So far the T-98 has seemed a more or less standard MBT, capable but not outstanding. This was indeed the assessment made of its lesser relatives, the Pakistani Al-Khalid and the prototype T-90. However, the T-98 has two distinct innovative features that distinguish it amongst the ranks of other designs. Firstly, the turret of the T-98 contains huge 'armour cavities', basically big holes in the turret that armour blocks bolt into. The T-98 is the first tank to support this configuration, and it suggests a long-term deployment life for the tank. As the turrets are damaged, or newer armour technologies are invented, old blocks can be quickly switched in the field for newer ones. This could prove very useful if the PLA ever develop Chobham-equivalent armour, as the older tanks can rapidly be brought up to a presentable level of protection without expensive and time-consuming modifications.

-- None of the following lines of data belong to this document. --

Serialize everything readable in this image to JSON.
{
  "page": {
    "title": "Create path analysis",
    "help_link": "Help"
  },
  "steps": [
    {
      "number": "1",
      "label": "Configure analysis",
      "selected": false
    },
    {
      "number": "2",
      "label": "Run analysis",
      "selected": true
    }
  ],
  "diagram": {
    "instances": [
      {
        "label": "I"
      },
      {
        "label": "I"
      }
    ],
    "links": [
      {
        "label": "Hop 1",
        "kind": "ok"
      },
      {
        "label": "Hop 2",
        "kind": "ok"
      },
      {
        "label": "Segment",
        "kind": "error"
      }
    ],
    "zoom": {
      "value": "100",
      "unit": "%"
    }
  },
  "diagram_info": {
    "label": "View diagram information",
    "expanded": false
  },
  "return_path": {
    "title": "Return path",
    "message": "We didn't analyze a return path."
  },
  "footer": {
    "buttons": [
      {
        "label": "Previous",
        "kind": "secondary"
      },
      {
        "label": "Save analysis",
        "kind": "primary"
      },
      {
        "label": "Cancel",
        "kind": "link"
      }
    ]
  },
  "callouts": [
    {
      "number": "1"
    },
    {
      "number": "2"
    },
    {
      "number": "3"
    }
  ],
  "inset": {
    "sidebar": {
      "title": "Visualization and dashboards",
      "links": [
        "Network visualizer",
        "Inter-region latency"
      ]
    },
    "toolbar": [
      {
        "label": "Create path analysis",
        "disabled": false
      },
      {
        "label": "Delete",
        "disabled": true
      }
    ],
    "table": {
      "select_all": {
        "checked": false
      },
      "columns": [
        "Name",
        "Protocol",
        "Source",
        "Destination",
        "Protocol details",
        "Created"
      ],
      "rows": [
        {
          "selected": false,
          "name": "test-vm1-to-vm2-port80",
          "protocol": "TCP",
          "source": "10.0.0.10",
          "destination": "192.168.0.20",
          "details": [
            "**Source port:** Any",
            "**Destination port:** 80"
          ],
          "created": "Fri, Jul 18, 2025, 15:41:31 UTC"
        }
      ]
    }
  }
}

The second and most startling new feature of the T-98 is the inclusion of a Laser Warning System coupled to a high-powered laser weapon. The weapon was first remarked upon during the 1999 parade, and has since been confirmed to match the profile of a known Chinese laser weapon, the ZM-87. It sits far back on the turret, next to the large glass dome of the LWS. Laser warning devices are used on many tanks, and are designed to detect when an enemy tank or spotter is painting the tank with a laser rangefinder. It is almost universal practice to first determine target range with a laser designator before firing, so the warning system is a very good way to determine if you are under attack. The Chinese system operates uniquely; if the tank is painted with a laser, the turret is then traversed to face the enemy unit and the laser weapon fired back at the aggressor. The weapon is unlike contemporary Russian systems such as the Drozd and Arena, which attempt to shoot down incoming projectiles, it instead reflects down through the targetting optics and blinds the gunner of the enemy tank. The laser first uses a low-power beam to locate the optical lenses of the enemy, then dramatically increases the beam gain directly along that path. The weapon is reportedly able to destroy/damage human eyesight at 2-3km, which increases to 5km when viewed through MBT combat optics. Out to 10km, the weapon can cause temporary flash-blindness which is enough to incapacitate a tank crew long enough to retaliate. This weapon is truly unique, and should not be confused with the electro-optical 'dazzlers' used by Iraqi tanks during the Gulf War, such devices were used to confuse the optical guidance circuitry of Allied anti-tank missiles.